▶ [Task directions] Every line below should be copied out exactly.

Records from a data collection:
----

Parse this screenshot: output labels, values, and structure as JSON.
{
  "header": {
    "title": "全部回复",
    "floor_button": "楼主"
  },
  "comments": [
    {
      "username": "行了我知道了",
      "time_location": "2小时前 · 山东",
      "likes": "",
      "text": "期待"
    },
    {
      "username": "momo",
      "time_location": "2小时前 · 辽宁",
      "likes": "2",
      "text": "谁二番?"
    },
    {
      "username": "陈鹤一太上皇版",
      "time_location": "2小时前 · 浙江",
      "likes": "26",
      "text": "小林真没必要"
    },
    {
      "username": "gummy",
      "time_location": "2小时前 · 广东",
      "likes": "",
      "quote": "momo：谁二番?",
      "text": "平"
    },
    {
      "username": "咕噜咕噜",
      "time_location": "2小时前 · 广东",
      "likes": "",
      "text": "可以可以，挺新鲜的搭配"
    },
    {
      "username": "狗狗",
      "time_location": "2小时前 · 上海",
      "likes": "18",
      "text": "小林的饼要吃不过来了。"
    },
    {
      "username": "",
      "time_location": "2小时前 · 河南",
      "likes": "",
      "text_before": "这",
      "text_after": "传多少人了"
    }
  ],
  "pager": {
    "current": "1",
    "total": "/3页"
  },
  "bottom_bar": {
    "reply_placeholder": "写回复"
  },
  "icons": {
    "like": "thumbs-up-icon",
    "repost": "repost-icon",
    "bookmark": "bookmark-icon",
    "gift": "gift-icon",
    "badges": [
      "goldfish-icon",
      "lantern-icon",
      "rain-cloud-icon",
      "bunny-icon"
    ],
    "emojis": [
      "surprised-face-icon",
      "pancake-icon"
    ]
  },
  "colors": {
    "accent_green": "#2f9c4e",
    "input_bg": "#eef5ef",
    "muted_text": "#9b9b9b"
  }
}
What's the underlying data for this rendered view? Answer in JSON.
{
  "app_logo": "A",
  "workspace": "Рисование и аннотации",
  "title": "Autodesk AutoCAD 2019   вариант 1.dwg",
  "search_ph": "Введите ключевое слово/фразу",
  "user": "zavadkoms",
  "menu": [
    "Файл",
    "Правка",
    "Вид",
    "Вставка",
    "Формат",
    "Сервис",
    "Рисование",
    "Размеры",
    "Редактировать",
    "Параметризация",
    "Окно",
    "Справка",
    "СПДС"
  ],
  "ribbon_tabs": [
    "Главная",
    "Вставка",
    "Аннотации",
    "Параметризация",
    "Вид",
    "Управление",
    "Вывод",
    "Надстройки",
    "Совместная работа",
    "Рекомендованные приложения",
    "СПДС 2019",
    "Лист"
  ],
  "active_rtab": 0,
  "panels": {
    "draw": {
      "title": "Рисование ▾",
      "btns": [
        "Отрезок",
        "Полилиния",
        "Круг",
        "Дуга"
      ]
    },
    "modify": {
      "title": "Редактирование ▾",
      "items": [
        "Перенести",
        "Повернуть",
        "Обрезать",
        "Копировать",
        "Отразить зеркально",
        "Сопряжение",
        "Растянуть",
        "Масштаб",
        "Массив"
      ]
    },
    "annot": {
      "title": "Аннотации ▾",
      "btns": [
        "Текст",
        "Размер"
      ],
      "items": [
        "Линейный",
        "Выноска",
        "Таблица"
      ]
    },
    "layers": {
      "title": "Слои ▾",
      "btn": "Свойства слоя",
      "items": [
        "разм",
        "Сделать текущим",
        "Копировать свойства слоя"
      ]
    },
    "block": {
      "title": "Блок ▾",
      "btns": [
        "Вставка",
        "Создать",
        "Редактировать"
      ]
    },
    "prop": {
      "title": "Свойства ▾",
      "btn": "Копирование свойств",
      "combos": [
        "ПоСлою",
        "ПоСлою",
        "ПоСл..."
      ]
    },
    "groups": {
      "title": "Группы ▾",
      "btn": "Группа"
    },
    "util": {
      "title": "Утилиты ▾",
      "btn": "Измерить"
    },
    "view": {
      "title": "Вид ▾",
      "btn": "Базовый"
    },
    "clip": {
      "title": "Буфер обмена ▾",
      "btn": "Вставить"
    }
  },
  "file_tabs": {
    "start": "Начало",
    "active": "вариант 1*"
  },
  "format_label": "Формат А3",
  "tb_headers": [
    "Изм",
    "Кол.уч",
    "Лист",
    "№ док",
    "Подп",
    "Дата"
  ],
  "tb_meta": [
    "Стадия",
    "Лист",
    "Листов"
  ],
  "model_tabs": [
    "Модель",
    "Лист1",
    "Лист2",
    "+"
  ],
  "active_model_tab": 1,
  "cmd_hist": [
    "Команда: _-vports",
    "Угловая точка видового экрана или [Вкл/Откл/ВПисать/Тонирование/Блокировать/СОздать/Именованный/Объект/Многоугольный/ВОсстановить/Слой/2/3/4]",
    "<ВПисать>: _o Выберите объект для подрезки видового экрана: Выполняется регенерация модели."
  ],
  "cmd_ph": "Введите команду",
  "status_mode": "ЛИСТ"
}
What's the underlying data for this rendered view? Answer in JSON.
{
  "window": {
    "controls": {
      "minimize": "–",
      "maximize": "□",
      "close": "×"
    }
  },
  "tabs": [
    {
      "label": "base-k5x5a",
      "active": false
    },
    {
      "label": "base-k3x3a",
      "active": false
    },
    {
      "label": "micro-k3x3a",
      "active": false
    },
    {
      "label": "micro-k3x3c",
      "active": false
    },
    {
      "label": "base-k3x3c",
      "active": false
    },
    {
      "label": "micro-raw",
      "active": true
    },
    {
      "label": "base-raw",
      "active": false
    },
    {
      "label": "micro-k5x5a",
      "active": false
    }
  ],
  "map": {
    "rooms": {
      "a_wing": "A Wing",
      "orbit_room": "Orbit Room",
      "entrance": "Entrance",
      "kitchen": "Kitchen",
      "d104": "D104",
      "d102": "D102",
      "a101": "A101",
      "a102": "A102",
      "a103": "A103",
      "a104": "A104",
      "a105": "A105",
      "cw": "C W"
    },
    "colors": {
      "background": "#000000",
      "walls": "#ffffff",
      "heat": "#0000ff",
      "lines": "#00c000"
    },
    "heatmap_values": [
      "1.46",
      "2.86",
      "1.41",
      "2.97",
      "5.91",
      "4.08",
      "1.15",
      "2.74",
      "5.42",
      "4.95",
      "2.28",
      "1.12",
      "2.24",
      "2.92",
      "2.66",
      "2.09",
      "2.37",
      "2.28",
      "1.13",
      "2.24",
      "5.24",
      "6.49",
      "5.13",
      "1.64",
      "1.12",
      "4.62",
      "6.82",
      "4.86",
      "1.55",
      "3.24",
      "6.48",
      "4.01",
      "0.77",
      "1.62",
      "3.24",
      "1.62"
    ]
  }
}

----

▶ [Completed task]
Parse this screenshot: output labels, values, and structure as JSON.
{
  "header": {
    "title": "全部回复",
    "floor_button": "楼主"
  },
  "comments": [
    {
      "username": "行了我知道了",
      "time_location": "2小时前 · 山东",
      "likes": "",
      "text": "期待"
    },
    {
      "username": "momo",
      "time_location": "2小时前 · 辽宁",
      "likes": "2",
      "text": "谁二番?"
    },
    {
      "username": "陈鹤一太上皇版",
      "time_location": "2小时前 · 浙江",
      "likes": "26",
      "text": "小林真没必要"
    },
    {
      "username": "gummy",
      "time_location": "2小时前 · 广东",
      "likes": "",
      "quote": "momo：谁二番?",
      "text": "平"
    },
    {
      "username": "咕噜咕噜",
      "time_location": "2小时前 · 广东",
      "likes": "",
      "text": "可以可以，挺新鲜的搭配"
    },
    {
      "username": "狗狗",
      "time_location": "2小时前 · 上海",
      "likes": "18",
      "text": "小林的饼要吃不过来了。"
    },
    {
      "username": "",
      "time_location": "2小时前 · 河南",
      "likes": "",
      "text_before": "这",
      "text_after": "传多少人了"
    }
  ],
  "pager": {
    "current": "1",
    "total": "/3页"
  },
  "bottom_bar": {
    "reply_placeholder": "写回复"
  },
  "icons": {
    "like": "thumbs-up-icon",
    "repost": "repost-icon",
    "bookmark": "bookmark-icon",
    "gift": "gift-icon",
    "badges": [
      "goldfish-icon",
      "lantern-icon",
      "rain-cloud-icon",
      "bunny-icon"
    ],
    "emojis": [
      "surprised-face-icon",
      "pancake-icon"
    ]
  },
  "colors": {
    "accent_green": "#2f9c4e",
    "input_bg": "#eef5ef",
    "muted_text": "#9b9b9b"
  }
}
What's the underlying data for this rendered view? Answer in JSON.
{
  "app_logo": "A",
  "workspace": "Рисование и аннотации",
  "title": "Autodesk AutoCAD 2019   вариант 1.dwg",
  "search_ph": "Введите ключевое слово/фразу",
  "user": "zavadkoms",
  "menu": [
    "Файл",
    "Правка",
    "Вид",
    "Вставка",
    "Формат",
    "Сервис",
    "Рисование",
    "Размеры",
    "Редактировать",
    "Параметризация",
    "Окно",
    "Справка",
    "СПДС"
  ],
  "ribbon_tabs": [
    "Главная",
    "Вставка",
    "Аннотации",
    "Параметризация",
    "Вид",
    "Управление",
    "Вывод",
    "Надстройки",
    "Совместная работа",
    "Рекомендованные приложения",
    "СПДС 2019",
    "Лист"
  ],
  "active_rtab": 0,
  "panels": {
    "draw": {
      "title": "Рисование ▾",
      "btns": [
        "Отрезок",
        "Полилиния",
        "Круг",
        "Дуга"
      ]
    },
    "modify": {
      "title": "Редактирование ▾",
      "items": [
        "Перенести",
        "Повернуть",
        "Обрезать",
        "Копировать",
        "Отразить зеркально",
        "Сопряжение",
        "Растянуть",
        "Масштаб",
        "Массив"
      ]
    },
    "annot": {
      "title": "Аннотации ▾",
      "btns": [
        "Текст",
        "Размер"
      ],
      "items": [
        "Линейный",
        "Выноска",
        "Таблица"
      ]
    },
    "layers": {
      "title": "Слои ▾",
      "btn": "Свойства слоя",
      "items": [
        "разм",
        "Сделать текущим",
        "Копировать свойства слоя"
      ]
    },
    "block": {
      "title": "Блок ▾",
      "btns": [
        "Вставка",
        "Создать",
        "Редактировать"
      ]
    },
    "prop": {
      "title": "Свойства ▾",
      "btn": "Копирование свойств",
      "combos": [
        "ПоСлою",
        "ПоСлою",
        "ПоСл..."
      ]
    },
    "groups": {
      "title": "Группы ▾",
      "btn": "Группа"
    },
    "util": {
      "title": "Утилиты ▾",
      "btn": "Измерить"
    },
    "view": {
      "title": "Вид ▾",
      "btn": "Базовый"
    },
    "clip": {
      "title": "Буфер обмена ▾",
      "btn": "Вставить"
    }
  },
  "file_tabs": {
    "start": "Начало",
    "active": "вариант 1*"
  },
  "format_label": "Формат А3",
  "tb_headers": [
    "Изм",
    "Кол.уч",
    "Лист",
    "№ док",
    "Подп",
    "Дата"
  ],
  "tb_meta": [
    "Стадия",
    "Лист",
    "Листов"
  ],
  "model_tabs": [
    "Модель",
    "Лист1",
    "Лист2",
    "+"
  ],
  "active_model_tab": 1,
  "cmd_hist": [
    "Команда: _-vports",
    "Угловая точка видового экрана или [Вкл/Откл/ВПисать/Тонирование/Блокировать/СОздать/Именованный/Объект/Многоугольный/ВОсстановить/Слой/2/3/4]",
    "<ВПисать>: _o Выберите объект для подрезки видового экрана: Выполняется регенерация модели."
  ],
  "cmd_ph": "Введите команду",
  "status_mode": "ЛИСТ"
}
What's the underlying data for this rendered view? Answer in JSON.
{
  "window": {
    "controls": {
      "minimize": "–",
      "maximize": "□",
      "close": "×"
    }
  },
  "tabs": [
    {
      "label": "base-k5x5a",
      "active": false
    },
    {
      "label": "base-k3x3a",
      "active": false
    },
    {
      "label": "micro-k3x3a",
      "active": false
    },
    {
      "label": "micro-k3x3c",
      "active": false
    },
    {
      "label": "base-k3x3c",
      "active": false
    },
    {
      "label": "micro-raw",
      "active": true
    },
    {
      "label": "base-raw",
      "active": false
    },
    {
      "label": "micro-k5x5a",
      "active": false
    }
  ],
  "map": {
    "rooms": {
      "a_wing": "A Wing",
      "orbit_room": "Orbit Room",
      "entrance": "Entrance",
      "kitchen": "Kitchen",
      "d104": "D104",
      "d102": "D102",
      "a101": "A101",
      "a102": "A102",
      "a103": "A103",
      "a104": "A104",
      "a105": "A105",
      "cw": "C W"
    },
    "colors": {
      "background": "#000000",
      "walls": "#ffffff",
      "heat": "#0000ff",
      "lines": "#00c000"
    },
    "heatmap_values": [
      "1.46",
      "2.86",
      "1.41",
      "2.97",
      "5.91",
      "4.08",
      "1.15",
      "2.74",
      "5.42",
      "4.95",
      "2.28",
      "1.12",
      "2.24",
      "2.92",
      "2.66",
      "2.09",
      "2.37",
      "2.28",
      "1.13",
      "2.24",
      "5.24",
      "6.49",
      "5.13",
      "1.64",
      "1.12",
      "4.62",
      "6.82",
      "4.86",
      "1.55",
      "3.24",
      "6.48",
      "4.01",
      "0.77",
      "1.62",
      "3.24",
      "1.62"
    ]
  }
}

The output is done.